Speaking last week at a ceremony for the late Pashtun leader Khan Abdul Wali Khan, Afghan president Hamid Karzai ventured into the murky realm of cartography. He rejected the border between Afghanistan and Pakistan as "unacceptable" and as a "line of hatred separating two brothers". The "brothers" are the Pashtuns, who straddle both sides of the border, and with whom Karzai - a Pashtun himself - is desperate to score points as the Taliban insurgency in Afghanistan gains momentum. Yet Karzai's salvo against the border is as much grounded in a century-old dispute as it is in contemporary political concerns. The Afghan president continued Kabul's longstanding rhetorical rejection of a border that remains at the core of instability in the region.
In the northern Iraqi town of Kirkuk today, hundreds of Kurds, Turkomen, Shia and Sunni Arabs marched together in solidarity. At a time when Iraq's bloody sectarian divisions dominate the headlines, this joint protest was a rare, almost nostalgic act of unity. The demonstrators rejected the decree of the government's "Committee for Normalisation" that would remove any Arabs in Kirkuk who moved there during Baathist rule in Iraq. Chants rung out supporting the inherent unity of Iraq; placards opposed the partition of the country.

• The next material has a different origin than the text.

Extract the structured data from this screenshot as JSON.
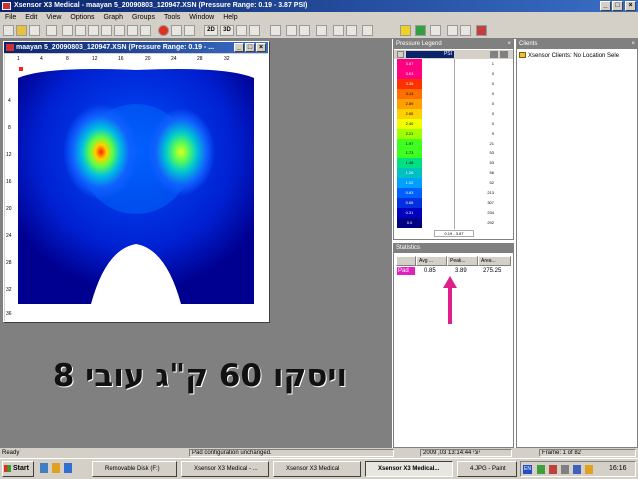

Kanishk Tharoor: In what ways has the Bush administration directly or indirectly allowed for torture?